In the real world, infantry are trained to move in formation, whether that is for rapidly covering long distances (marching) or for engaging enemies as units (at tactical speed). The 5e ruleset, however, with its initiative order and turn-based movement makes the latter particularly difficult to do. If the paladin is stationary, the counter to the fog is to just retreat out of range or behind cover and wait out the duration of the Marine Layer. But if the paladin tries to move, consider the problems that poses to them and their allies. As soon as the paladin moves more than five feet, most of their allies are no longer within five feet of them and are thus blinded, meaning your attacks on them are no longer at disadvantage. If the paladin moves more than twenty feet, their allies will likely be left out of the fog and will become prime targets, at least until their own turn for movement. Your group can focus attacks on theses opponents exposed and left behind. To get around this, the paladin might creep along, keeping their group protected, but at the cost of movement rate. Or, the entire group might ready actions to move in formation on the paladin's turn, but at a cost of giving up their own on-turn actions and crippling their offensive capability.
If your group counters the fog by being mobile and staying out of range, the paladin's group is already at a tactical disadvantage. But you can do more than that. There are a wealth of spells that impose difficult terrain (for example web, entangle, and spike growth) that you can drop in front of the fog to further slow the paladin's progress. These are typically low-level spells, allowing them to be cast repeatedly, and they usually have good range. Their add-on effects might include damage or restraining.

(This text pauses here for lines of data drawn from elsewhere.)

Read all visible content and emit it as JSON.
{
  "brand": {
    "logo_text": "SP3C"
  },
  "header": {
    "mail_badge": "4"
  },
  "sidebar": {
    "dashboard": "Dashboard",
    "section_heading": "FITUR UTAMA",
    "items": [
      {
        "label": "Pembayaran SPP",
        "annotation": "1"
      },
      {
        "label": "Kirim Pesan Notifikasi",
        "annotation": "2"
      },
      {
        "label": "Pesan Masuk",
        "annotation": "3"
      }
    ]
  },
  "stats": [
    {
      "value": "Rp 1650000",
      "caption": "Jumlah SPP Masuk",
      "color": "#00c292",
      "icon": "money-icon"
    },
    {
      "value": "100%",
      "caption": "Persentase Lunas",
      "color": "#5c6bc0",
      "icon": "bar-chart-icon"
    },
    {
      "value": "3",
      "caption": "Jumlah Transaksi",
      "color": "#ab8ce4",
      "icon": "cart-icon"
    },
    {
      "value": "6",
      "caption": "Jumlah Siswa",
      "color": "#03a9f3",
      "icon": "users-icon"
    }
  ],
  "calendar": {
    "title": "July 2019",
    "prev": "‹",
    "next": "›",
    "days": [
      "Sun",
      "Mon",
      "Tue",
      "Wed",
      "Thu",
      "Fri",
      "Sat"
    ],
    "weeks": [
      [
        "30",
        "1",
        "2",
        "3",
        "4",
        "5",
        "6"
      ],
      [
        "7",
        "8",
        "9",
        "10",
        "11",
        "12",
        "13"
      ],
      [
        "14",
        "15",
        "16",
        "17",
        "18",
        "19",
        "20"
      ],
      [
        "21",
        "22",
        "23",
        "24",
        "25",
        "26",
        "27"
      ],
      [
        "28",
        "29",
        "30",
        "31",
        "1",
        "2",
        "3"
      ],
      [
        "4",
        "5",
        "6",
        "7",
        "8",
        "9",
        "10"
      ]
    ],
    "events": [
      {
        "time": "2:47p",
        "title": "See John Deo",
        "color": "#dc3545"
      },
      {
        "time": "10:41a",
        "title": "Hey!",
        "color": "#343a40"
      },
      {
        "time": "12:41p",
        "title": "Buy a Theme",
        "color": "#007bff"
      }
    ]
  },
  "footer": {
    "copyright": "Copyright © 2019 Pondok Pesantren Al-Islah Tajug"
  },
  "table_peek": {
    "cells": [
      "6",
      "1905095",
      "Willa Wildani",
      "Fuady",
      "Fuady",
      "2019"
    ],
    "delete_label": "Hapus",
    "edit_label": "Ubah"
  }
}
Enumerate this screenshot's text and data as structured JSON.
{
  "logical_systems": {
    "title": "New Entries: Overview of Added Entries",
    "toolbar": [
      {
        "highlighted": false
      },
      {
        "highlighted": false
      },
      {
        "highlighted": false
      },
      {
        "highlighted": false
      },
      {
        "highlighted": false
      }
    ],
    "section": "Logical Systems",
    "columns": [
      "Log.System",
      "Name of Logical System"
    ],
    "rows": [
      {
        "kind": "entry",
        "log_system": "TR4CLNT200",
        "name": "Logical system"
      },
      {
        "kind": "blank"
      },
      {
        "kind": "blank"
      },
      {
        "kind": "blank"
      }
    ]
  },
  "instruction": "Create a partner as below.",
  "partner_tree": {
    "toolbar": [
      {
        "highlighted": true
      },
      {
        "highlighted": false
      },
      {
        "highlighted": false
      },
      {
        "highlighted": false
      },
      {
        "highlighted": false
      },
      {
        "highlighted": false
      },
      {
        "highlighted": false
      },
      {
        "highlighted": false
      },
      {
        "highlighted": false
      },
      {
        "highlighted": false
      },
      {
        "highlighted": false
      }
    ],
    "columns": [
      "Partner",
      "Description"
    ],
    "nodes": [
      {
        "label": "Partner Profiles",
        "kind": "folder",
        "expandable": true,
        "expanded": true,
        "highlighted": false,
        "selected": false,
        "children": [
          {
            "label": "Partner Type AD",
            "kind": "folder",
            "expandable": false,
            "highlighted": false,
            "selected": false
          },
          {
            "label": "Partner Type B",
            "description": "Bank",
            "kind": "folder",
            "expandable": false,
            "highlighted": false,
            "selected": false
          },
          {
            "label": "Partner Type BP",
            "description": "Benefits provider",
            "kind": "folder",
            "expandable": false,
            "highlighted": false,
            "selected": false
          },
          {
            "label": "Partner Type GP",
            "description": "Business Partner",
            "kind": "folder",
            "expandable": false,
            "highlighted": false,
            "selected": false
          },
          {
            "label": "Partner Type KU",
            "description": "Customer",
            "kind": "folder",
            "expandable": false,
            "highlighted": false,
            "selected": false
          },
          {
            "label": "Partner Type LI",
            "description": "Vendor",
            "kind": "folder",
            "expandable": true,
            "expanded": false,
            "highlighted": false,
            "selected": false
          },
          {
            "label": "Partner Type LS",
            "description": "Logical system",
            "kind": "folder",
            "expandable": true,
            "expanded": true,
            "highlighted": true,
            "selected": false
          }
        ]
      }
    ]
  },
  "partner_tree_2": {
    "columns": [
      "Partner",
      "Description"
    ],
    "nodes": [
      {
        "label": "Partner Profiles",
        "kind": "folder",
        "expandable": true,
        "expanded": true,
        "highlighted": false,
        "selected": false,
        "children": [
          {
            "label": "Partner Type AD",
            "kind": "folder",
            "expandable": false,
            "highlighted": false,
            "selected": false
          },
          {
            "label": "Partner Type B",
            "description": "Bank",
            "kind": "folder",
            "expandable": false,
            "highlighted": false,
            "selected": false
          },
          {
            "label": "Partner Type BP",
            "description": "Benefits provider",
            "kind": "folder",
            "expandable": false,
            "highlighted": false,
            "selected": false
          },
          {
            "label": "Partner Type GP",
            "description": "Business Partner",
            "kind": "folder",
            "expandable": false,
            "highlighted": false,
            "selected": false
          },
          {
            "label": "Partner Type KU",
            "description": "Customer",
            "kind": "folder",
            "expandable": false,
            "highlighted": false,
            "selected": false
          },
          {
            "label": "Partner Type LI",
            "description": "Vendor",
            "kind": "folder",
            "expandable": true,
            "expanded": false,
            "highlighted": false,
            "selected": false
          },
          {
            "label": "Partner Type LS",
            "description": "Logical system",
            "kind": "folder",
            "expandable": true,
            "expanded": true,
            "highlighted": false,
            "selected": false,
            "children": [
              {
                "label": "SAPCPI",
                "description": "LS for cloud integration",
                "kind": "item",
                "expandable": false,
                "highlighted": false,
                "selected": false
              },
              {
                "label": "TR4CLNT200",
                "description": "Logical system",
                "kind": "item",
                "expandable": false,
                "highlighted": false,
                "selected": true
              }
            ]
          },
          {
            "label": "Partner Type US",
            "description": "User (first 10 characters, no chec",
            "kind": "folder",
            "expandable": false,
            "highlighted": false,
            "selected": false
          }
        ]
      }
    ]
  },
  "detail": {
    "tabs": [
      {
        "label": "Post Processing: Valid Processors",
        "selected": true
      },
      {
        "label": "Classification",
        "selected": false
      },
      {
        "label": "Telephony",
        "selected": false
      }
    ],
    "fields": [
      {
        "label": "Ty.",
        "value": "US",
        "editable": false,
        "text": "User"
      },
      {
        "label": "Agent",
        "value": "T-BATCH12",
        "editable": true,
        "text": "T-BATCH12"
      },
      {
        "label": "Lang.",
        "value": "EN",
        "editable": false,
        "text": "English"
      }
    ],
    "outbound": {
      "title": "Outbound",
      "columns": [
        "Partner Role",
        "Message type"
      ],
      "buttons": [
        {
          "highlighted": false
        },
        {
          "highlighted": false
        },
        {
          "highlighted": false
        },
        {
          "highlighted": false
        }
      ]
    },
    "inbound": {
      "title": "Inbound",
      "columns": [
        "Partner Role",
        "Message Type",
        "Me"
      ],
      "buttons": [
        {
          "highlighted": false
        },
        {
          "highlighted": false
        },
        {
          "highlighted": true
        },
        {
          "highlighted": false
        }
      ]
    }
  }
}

The more allies the paladin has, the more likely one of them will fail its save (even given that paladin's frustrating aura of protection). If you can restrain just one of the paladin's allies, their group then has a devil's choice of stopping until the ally is freed, or continuing on without them, meaning that the ally left behind is not only exposed but can be attacked at advantage once their group has moved on.
Basically this is the strategy of 'kiting' your opponent, but your goals, in addition to doing ranged damage and denying them the ability to close, is to force them to split up and then to attack the members of their group that are no longer protected, as well as running out the clock on the fog.

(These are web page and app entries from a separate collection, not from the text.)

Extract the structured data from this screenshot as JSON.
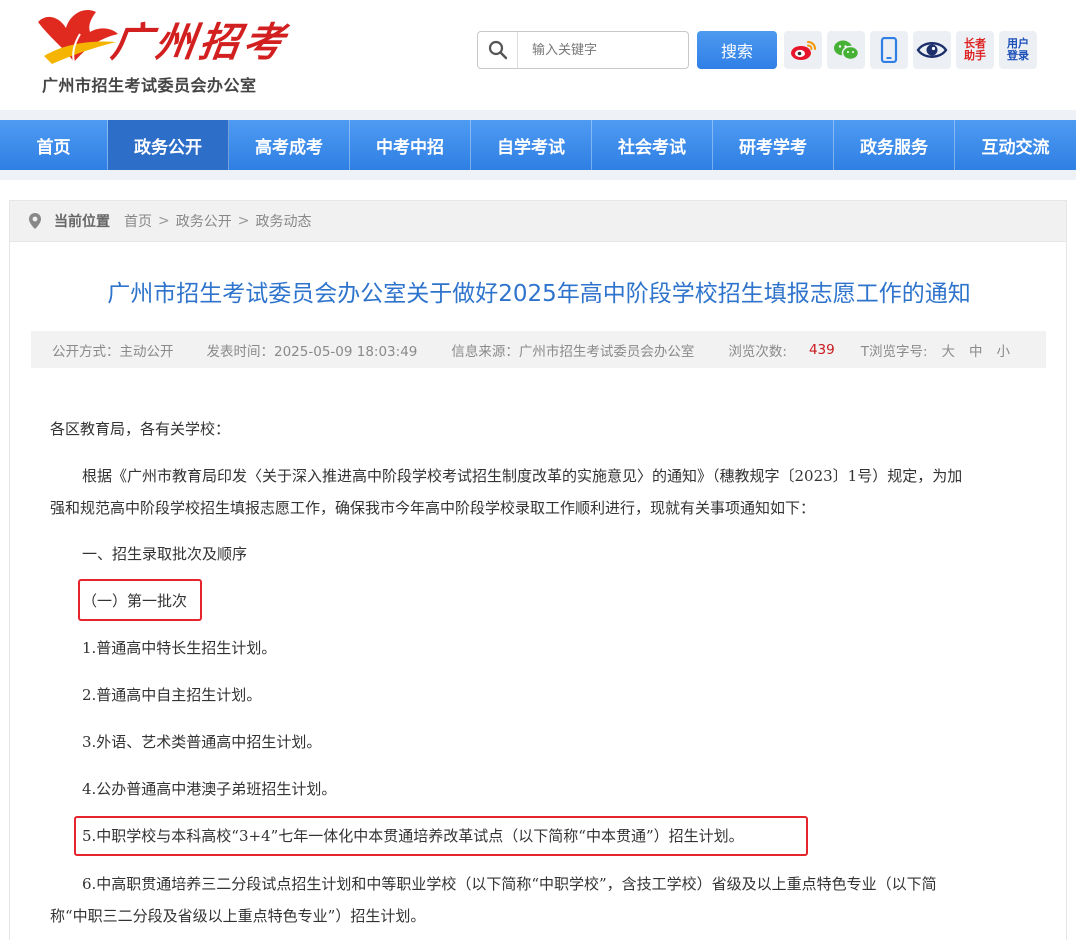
{
  "header": {
    "logo_text": "广州招考",
    "org_name": "广州市招生考试委员会办公室",
    "search_placeholder": "输入关键字",
    "search_button": "搜索",
    "elder_mode": "长者助手",
    "user_login": "用户登录",
    "colors": {
      "brand_red": "#d21f1f",
      "accent_blue": "#2f7fe6"
    }
  },
  "nav": {
    "items": [
      "首页",
      "政务公开",
      "高考成考",
      "中考中招",
      "自学考试",
      "社会考试",
      "研考学考",
      "政务服务",
      "互动交流"
    ],
    "active": "政务公开"
  },
  "breadcrumb": {
    "label": "当前位置",
    "items": [
      "首页",
      "政务公开",
      "政务动态"
    ]
  },
  "article": {
    "title": "广州市招生考试委员会办公室关于做好2025年高中阶段学校招生填报志愿工作的通知",
    "meta": {
      "disclosure": "公开方式：主动公开",
      "publish_time": "发表时间：2025-05-09 18:03:49",
      "source": "信息来源：广州市招生考试委员会办公室",
      "views_label": "浏览次数:",
      "views": "439",
      "font_label": "T浏览字号:",
      "font_large": "大",
      "font_medium": "中",
      "font_small": "小"
    },
    "salutation": "各区教育局，各有关学校：",
    "intro_line1": "根据《广州市教育局印发〈关于深入推进高中阶段学校考试招生制度改革的实施意见〉的通知》（穗教规字〔2023〕1号）规定，为加",
    "intro_line2": "强和规范高中阶段学校招生填报志愿工作，确保我市今年高中阶段学校录取工作顺利进行，现就有关事项通知如下：",
    "section1": "一、招生录取批次及顺序",
    "batch1": "（一）第一批次",
    "items": [
      "1.普通高中特长生招生计划。",
      "2.普通高中自主招生计划。",
      "3.外语、艺术类普通高中招生计划。",
      "4.公办普通高中港澳子弟班招生计划。",
      "5.中职学校与本科高校“3+4”七年一体化中本贯通培养改革试点（以下简称“中本贯通”）招生计划。"
    ],
    "item6_line1": "6.中高职贯通培养三二分段试点招生计划和中等职业学校（以下简称“中职学校”，含技工学校）省级及以上重点特色专业（以下简",
    "item6_line2": "称“中职三二分段及省级以上重点特色专业”）招生计划。"
  }
}
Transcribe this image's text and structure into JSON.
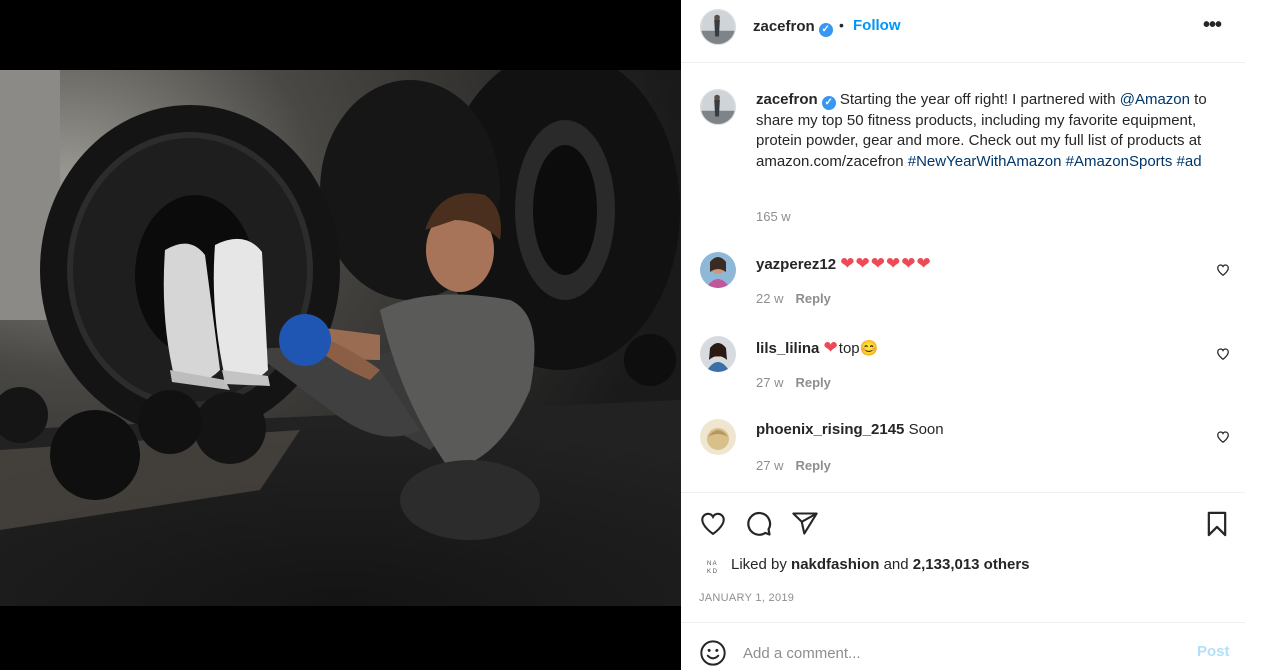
{
  "post": {
    "username": "zacefron",
    "verified_mark": "✓",
    "dot": "•",
    "follow_label": "Follow",
    "more_label": "•••",
    "caption": {
      "username": "zacefron",
      "text_1": "Starting the year off right! I partnered with ",
      "mention": "@Amazon",
      "text_2": " to share my top 50 fitness products, including my favorite equipment, protein powder, gear and more. Check out my full list of products at amazon.com/zacefron ",
      "hashtag_1": "#NewYearWithAmazon",
      "hashtag_2": "#AmazonSports",
      "hashtag_3": "#ad",
      "time": "165 w"
    },
    "comments": [
      {
        "username": "yazperez12",
        "text": "❤❤❤❤❤❤",
        "time": "22 w",
        "reply_label": "Reply"
      },
      {
        "username": "lils_lilina",
        "text_heart": "❤",
        "text": "top",
        "emoji": "😊",
        "time": "27 w",
        "reply_label": "Reply"
      },
      {
        "username": "phoenix_rising_2145",
        "text": "Soon",
        "time": "27 w",
        "reply_label": "Reply"
      }
    ],
    "likes": {
      "prefix": "Liked by ",
      "liker": "nakdfashion",
      "middle": " and ",
      "others": "2,133,013 others"
    },
    "date": "JANUARY 1, 2019",
    "add_comment": {
      "placeholder": "Add a comment...",
      "post_label": "Post"
    },
    "icons": {
      "like": "heart-outline-icon",
      "comment": "comment-bubble-icon",
      "share": "paper-plane-icon",
      "save": "bookmark-icon",
      "emoji": "smiley-icon",
      "more": "ellipsis-icon"
    },
    "colors": {
      "follow": "#0095f6",
      "link": "#00376b",
      "heart": "#ed4956",
      "post_disabled": "#b2dffc",
      "muted": "#8e8e8e"
    }
  }
}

The Mirror Match: Poor Spectacle
If your group doesn't have the mobility and range attacks you would need to effectively kite the paladin's group, you might consider the mirror strategy; covering your own group in a way that makes it more difficult to target, typically by casting darkness on an object one of you carries (I suggest something carried by your warlock with devil's sight). Your group will be subject to the same difficulties in moving that the paladin's group has, but you will be equally protected. If you think you can win a melee with a level playing field, you might then just charge in, trusting that no one in the combat can see anyone else. Or, you can continue to circle them at a distance, protected from their ranged attacks but denying them contact until the fog times out.
OP has said that this contest might be part of a tournament arc. In such a case, it is likely that the spectators and judges will not be happy that the combat is unwatchable, or that you are deliberately frustrating the action tempo they expect. Sometimes, however, your lives are worth more than your fortunes or honor.
1And if you have access to an imp familiar and a wand of fear, why haven't you had the imp attune to the wand yet?
2Can your team hire a ringer for the length of the tournament? You are looking for a pact of the chain warlock with an imp familiar, wand of fear, eldritch blast on tap, both repelling blast and eldritch spear invocations, darkness, and devil's sight. They can stay at 300 feet from the fog and blast opponents out of it with impunity. The rest of your team just does what you normally do and focus fire on the opponents as they get tossed out of the fog.